#### Aim of the exercise
Go over these records and count the lines with the string "Comparison" in them; the count is all that should be returned.

#### Provided data
Content starts

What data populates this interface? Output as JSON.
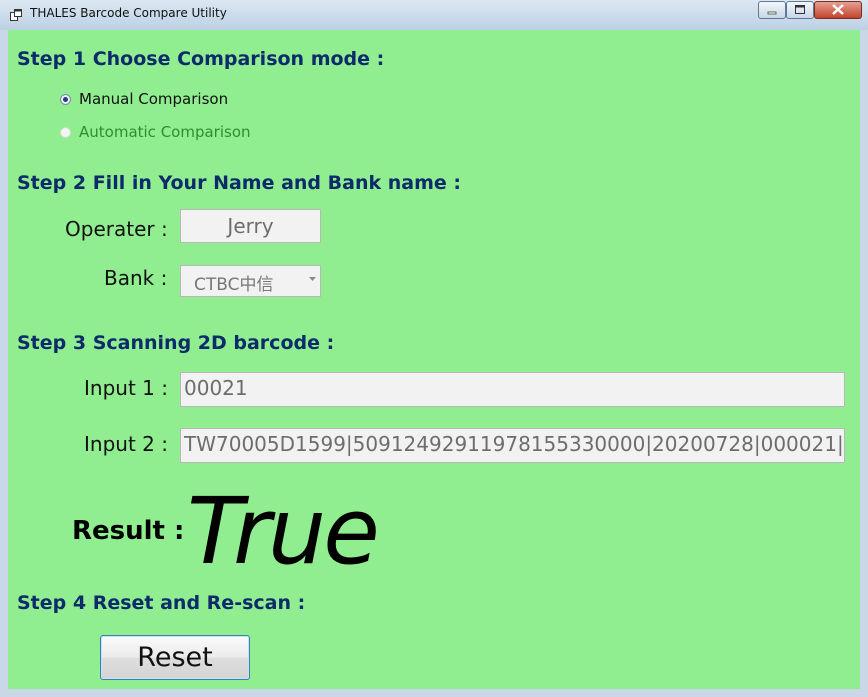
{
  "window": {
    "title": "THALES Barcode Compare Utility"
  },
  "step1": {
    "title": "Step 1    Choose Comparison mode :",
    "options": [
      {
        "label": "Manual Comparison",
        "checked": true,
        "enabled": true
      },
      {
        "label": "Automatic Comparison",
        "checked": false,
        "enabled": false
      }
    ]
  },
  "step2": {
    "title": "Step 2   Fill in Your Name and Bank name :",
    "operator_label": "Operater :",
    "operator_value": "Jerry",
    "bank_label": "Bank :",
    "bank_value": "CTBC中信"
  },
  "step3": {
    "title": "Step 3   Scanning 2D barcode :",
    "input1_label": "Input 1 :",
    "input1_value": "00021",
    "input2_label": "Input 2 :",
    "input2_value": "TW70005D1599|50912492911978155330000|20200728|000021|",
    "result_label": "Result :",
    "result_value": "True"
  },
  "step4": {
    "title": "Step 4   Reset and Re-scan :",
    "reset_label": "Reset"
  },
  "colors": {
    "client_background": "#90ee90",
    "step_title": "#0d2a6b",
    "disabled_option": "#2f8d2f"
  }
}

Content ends

#### Response area
3